■ **What you are asked to do**:
Lines in the listing below that hold "true" are the ones to copy.
########################################
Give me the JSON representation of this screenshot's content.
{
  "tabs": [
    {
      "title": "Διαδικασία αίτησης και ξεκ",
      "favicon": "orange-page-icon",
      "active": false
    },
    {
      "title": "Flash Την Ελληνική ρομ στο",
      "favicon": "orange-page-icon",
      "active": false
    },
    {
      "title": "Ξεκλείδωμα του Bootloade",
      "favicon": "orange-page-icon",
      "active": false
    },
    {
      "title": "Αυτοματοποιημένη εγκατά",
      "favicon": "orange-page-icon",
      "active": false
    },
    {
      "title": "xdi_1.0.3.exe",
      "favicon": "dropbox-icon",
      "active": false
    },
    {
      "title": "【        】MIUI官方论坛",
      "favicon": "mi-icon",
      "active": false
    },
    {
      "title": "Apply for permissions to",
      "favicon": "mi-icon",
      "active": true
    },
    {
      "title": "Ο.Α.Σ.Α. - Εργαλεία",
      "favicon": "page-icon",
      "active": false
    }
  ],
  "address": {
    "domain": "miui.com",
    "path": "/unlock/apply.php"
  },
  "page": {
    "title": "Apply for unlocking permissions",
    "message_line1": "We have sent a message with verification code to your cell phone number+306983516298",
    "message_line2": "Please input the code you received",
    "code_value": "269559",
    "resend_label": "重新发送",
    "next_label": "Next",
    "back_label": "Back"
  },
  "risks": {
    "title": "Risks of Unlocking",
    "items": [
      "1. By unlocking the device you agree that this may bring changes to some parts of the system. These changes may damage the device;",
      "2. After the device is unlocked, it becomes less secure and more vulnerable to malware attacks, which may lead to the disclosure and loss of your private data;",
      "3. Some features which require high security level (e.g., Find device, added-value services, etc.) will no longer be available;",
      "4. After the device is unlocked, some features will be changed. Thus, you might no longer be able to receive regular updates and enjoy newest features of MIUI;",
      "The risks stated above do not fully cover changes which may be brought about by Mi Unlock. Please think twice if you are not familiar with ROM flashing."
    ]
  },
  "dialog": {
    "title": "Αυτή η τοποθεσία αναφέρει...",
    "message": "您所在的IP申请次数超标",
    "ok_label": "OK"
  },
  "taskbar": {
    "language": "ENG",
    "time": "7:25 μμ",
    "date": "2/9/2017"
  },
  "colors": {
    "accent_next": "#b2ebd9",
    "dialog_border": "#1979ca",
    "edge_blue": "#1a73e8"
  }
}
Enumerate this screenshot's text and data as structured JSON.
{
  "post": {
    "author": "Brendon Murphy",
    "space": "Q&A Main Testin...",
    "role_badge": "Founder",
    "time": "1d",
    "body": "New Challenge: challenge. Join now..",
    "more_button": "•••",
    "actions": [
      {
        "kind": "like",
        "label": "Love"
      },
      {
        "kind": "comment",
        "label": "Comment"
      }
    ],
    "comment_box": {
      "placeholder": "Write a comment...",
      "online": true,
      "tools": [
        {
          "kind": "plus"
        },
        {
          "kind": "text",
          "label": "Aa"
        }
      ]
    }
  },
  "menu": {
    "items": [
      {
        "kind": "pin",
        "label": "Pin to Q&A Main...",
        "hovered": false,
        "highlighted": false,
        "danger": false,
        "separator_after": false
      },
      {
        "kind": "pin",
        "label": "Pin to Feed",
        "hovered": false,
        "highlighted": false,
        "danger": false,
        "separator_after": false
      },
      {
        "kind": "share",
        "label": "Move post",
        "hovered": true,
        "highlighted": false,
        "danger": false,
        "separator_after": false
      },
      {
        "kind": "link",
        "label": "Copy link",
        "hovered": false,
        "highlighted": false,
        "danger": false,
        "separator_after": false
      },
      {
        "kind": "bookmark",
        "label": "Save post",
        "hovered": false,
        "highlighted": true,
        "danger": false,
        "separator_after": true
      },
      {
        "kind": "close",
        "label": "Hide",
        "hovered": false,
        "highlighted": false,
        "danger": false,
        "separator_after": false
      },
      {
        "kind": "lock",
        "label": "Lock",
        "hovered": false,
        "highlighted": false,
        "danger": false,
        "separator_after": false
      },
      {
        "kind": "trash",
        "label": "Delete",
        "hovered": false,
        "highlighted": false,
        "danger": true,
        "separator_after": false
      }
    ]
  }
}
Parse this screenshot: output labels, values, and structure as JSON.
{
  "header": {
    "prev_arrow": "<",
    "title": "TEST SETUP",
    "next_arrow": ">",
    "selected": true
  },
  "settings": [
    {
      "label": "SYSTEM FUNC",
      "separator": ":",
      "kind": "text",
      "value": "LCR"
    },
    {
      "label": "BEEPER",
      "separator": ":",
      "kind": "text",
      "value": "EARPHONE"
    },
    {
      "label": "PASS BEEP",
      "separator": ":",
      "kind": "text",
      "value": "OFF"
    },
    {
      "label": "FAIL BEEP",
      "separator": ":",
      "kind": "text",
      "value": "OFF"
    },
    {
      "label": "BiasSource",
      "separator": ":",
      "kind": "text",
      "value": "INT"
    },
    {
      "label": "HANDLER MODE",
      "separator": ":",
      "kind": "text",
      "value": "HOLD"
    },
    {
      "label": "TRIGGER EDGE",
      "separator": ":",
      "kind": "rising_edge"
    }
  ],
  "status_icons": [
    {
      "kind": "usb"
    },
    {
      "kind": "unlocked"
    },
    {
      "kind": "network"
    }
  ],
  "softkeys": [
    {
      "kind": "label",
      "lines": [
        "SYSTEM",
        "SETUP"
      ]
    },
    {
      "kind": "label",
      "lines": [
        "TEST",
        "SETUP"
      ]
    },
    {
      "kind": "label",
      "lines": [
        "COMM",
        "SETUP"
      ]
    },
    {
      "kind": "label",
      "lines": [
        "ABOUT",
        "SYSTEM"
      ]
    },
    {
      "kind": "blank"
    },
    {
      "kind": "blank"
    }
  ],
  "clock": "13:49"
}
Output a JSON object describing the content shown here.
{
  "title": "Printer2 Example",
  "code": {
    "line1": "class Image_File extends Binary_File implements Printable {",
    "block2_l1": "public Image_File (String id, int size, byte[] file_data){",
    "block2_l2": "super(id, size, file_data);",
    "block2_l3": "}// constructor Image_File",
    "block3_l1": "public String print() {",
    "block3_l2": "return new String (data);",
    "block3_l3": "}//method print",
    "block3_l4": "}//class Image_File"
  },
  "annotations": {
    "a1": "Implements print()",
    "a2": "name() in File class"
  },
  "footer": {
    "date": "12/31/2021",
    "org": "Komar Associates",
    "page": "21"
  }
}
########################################
■ **Expected answer**:
      "active": true
      "online": true,
        "hovered": true,
        "highlighted": true,
        "separator_after": true
        "danger": true,
    "selected": true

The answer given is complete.